Second, we used the results of an extensive survey that was carried out once in the rainy season (April). Therefore, our model may predict breeding sites well in the rainy season, but not in the dry season. Given that the locations of breeding sites would likely be different in the rainy and dry seasons [12, 54], another model may be necessary to predict dry season breeding sites.
Third, because we prioritized model simplicity, we assumed linear relationships between predictors and the logit of likely presence and did not consider any non-linear relationships or interactions among variables. For example, because mosquito larvae never occur in either dry soil or fast running water, a unimodal relationship may occur between larval habitat and certain indices such as TWI over a wide range. It is possible that the simplicity of our model sacrificed predictability to some extent.
Fourth, our survey did not distinguish species of Anopheles mosquitoes. Because different species may prefer aquatic sites of different topographic features, the fit of the model would be greatest when each species was treated separately. In our models, the relationship between topographic features and the presence of larval habitats would be less clear compared with the species specific models.

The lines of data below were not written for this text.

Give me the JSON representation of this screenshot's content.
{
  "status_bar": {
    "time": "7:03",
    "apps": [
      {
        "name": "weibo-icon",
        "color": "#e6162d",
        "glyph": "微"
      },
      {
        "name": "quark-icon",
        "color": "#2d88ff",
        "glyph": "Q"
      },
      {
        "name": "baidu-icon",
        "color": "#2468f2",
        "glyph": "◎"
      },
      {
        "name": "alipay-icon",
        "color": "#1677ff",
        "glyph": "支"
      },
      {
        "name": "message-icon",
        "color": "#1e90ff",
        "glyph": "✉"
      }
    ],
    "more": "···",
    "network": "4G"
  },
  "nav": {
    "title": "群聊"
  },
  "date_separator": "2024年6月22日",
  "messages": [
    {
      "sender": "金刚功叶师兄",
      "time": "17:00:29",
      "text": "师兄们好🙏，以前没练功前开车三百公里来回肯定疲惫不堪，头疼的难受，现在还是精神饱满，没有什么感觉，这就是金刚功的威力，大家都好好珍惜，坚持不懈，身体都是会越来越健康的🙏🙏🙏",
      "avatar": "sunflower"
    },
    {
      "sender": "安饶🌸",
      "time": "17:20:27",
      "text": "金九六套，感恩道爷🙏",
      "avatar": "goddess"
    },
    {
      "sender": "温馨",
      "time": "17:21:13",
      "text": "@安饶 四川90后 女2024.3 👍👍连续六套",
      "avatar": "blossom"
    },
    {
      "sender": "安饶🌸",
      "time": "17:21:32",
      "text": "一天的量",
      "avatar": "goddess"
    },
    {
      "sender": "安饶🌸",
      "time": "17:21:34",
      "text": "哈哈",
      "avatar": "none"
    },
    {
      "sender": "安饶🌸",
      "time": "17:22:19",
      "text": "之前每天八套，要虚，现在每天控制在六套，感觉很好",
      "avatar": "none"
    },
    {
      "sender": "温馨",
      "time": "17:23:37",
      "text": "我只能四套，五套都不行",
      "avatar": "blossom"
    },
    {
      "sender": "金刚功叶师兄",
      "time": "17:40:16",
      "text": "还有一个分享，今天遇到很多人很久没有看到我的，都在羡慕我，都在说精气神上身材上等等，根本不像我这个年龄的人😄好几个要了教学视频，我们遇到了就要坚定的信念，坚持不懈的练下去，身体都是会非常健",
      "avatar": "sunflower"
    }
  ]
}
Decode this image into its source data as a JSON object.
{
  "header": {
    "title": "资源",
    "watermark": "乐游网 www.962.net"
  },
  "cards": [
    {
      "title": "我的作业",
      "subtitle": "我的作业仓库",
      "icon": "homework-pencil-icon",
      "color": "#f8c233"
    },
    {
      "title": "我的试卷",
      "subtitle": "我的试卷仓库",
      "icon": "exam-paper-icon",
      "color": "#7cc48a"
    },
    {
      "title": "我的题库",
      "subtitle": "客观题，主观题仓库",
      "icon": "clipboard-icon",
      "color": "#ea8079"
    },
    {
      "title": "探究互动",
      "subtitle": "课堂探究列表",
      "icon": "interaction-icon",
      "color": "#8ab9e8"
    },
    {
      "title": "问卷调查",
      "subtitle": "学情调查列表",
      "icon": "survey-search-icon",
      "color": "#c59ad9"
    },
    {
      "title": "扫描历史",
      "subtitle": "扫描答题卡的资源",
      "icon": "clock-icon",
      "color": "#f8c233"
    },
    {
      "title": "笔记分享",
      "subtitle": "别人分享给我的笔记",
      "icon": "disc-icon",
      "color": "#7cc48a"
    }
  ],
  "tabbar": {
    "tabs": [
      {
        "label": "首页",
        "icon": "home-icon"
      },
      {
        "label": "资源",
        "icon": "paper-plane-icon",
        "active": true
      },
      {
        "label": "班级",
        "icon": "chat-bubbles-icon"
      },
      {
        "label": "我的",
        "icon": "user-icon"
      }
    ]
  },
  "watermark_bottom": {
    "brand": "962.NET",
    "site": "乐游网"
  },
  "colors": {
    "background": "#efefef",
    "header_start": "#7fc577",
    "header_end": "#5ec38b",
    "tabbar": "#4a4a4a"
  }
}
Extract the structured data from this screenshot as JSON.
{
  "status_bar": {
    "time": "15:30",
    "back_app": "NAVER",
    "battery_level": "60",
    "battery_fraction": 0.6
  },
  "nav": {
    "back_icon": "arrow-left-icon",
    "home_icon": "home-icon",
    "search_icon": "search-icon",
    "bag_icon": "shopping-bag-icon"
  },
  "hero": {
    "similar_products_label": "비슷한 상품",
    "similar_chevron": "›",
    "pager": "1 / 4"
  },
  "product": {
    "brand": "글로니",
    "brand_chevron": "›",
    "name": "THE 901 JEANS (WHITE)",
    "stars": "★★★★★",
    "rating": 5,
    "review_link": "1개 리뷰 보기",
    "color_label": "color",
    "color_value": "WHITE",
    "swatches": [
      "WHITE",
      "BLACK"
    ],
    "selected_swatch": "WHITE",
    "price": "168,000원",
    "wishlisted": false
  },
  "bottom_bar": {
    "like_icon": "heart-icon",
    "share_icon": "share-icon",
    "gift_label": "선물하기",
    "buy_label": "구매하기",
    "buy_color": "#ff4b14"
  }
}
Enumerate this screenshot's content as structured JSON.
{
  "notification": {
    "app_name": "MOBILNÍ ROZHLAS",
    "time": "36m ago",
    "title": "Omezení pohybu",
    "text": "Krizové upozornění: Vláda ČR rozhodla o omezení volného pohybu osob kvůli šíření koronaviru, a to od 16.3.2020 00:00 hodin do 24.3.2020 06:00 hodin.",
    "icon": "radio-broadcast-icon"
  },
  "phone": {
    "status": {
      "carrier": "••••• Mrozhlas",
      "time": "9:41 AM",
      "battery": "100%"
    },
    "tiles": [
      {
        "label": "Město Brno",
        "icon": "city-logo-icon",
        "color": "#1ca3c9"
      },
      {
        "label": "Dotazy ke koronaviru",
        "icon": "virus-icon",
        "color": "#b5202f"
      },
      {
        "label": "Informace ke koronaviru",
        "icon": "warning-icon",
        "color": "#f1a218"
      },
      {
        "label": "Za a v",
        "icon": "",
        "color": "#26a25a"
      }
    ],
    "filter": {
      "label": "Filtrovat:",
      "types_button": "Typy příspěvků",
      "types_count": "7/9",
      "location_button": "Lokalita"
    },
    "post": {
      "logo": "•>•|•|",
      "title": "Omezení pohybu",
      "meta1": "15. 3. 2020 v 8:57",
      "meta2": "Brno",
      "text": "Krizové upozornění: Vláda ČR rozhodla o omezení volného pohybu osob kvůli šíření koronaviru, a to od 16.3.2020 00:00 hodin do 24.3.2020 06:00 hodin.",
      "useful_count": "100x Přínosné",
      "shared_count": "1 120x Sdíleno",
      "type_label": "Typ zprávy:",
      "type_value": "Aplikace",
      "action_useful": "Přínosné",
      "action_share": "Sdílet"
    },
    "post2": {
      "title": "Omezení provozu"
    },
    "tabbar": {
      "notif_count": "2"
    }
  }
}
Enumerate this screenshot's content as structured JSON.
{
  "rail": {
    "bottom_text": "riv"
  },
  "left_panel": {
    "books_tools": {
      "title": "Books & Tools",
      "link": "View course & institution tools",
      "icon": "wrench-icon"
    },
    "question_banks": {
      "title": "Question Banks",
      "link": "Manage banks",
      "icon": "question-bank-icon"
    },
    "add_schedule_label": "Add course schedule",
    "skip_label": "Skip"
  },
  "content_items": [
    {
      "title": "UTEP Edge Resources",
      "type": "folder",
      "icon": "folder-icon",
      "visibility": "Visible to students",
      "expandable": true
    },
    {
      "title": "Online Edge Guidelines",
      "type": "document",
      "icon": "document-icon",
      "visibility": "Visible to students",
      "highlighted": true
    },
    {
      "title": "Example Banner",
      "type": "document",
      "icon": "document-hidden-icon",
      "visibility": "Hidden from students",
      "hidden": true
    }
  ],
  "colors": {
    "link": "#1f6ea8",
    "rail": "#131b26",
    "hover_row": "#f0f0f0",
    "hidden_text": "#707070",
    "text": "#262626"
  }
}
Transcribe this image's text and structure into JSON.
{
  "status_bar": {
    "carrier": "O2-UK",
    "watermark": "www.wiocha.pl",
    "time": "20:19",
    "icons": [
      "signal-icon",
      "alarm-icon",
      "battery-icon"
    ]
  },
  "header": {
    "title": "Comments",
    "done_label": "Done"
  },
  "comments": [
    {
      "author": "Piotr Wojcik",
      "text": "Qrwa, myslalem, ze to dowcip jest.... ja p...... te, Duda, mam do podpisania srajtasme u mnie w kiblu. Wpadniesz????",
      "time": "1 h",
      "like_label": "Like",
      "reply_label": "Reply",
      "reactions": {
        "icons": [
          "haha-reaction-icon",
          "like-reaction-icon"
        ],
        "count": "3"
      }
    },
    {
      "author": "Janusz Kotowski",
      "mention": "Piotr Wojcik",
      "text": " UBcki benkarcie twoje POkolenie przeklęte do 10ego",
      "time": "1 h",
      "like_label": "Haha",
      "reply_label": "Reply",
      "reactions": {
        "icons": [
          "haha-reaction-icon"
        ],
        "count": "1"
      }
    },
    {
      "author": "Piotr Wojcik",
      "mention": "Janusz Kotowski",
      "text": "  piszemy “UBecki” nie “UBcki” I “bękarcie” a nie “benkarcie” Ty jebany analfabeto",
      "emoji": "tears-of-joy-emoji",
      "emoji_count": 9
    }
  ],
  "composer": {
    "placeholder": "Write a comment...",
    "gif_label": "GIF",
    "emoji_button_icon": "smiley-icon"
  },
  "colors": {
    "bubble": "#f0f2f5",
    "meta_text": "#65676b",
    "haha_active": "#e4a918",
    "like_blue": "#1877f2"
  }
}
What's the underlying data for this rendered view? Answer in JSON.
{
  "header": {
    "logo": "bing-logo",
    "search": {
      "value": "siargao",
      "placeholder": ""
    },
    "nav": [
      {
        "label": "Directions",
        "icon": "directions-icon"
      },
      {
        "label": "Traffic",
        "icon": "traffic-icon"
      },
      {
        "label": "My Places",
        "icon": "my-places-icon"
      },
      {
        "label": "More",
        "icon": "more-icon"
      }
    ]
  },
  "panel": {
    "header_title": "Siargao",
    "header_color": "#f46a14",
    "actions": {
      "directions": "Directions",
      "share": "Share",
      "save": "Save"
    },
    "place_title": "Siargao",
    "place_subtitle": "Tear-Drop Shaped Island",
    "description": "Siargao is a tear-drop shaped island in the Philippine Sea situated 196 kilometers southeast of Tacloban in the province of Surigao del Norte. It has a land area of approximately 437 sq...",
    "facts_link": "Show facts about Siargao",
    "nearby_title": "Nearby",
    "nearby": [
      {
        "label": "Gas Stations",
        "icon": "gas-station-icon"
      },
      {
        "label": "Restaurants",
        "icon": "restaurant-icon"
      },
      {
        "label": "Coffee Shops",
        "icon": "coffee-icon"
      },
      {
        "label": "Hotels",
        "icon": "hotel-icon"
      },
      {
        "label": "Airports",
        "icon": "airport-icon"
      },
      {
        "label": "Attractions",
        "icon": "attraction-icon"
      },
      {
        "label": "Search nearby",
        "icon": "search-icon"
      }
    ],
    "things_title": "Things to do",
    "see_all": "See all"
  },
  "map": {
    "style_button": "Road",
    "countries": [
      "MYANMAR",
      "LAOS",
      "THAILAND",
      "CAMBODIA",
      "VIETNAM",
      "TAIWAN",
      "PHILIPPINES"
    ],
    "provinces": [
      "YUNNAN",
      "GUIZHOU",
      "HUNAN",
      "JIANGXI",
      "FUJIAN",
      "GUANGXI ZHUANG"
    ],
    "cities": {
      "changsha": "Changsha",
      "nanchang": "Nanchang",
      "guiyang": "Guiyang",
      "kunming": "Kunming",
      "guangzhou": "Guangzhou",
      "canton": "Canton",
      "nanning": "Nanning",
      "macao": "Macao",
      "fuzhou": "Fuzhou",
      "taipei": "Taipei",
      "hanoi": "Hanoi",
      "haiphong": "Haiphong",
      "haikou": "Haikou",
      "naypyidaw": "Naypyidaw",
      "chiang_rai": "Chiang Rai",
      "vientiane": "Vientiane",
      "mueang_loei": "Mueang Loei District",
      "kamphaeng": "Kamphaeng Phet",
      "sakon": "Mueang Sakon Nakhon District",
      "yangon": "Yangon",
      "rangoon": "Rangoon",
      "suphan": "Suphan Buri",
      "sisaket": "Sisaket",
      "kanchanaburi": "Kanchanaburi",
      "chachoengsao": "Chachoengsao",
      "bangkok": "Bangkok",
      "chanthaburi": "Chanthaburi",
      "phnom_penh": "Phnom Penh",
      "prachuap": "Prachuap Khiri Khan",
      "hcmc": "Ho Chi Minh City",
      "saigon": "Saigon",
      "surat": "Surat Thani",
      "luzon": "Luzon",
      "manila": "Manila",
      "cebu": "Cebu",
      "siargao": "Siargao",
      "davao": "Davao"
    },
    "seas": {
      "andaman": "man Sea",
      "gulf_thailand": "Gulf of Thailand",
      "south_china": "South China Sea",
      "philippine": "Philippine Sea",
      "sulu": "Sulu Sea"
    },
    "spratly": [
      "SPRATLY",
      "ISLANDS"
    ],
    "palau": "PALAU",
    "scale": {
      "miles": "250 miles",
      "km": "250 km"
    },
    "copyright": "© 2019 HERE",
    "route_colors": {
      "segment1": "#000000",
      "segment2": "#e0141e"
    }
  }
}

In the study area, Anopheles gambiae species complex (A. gambiae and A. arabiensis) were found as the majority of the larval samples and A. funestus occurred less frequently in the rainy season. Application of our models to areas with different vector species should be conducted with caution.
Fifth, since we did not record aquatic sites without Anopheles larvae we could not model formation of aquatic sites. Formation of standing water on the surface ground is purely a physical process, so should be best predicted by topographic variables. Occurrence of Anopheles larvae may also depend on biological factors, such as water quality, occurrence of predators, and proximity to the blood meal, etc. When the observed habitats were overlaid with the model projections, (Figures 2, 3, 4 and 5), some areas are shown with high risk but no habitats. These might be aquatic sites that are not inhabited by anopheline larvae. It is desirable to have two different models that predict aquatic sites and anopheline habitats.
Lastly, it should be noted that the topographical model has a fundamental limitation when man-made habitats are important breeding sites of the vectors. Our survey on Rusinga found that more than half of the total numbers of breeding sites were artificial ones, such as holes and containers. These breeding sites might be important especially in urban environments and an alternative way to predict breeding sites would be necessary in such a situation.
Despite these limitations, our study adds confidence to localized mosquito habitat management and provides simple solutions for habitat modeling. We have demonstrated the feasibility of predicting potential breeding habitats of Anopheles mosquitoes using topographic variables derived from freely available DEMs. Our models are expected to be useful in defining target areas for larval control. Furthermore, application of these models to large areas may help identify high-risk areas for malaria infection, because it is most likely that malaria prevalence would be higher in areas with many potential breeding sites of malaria vectors [55, 56].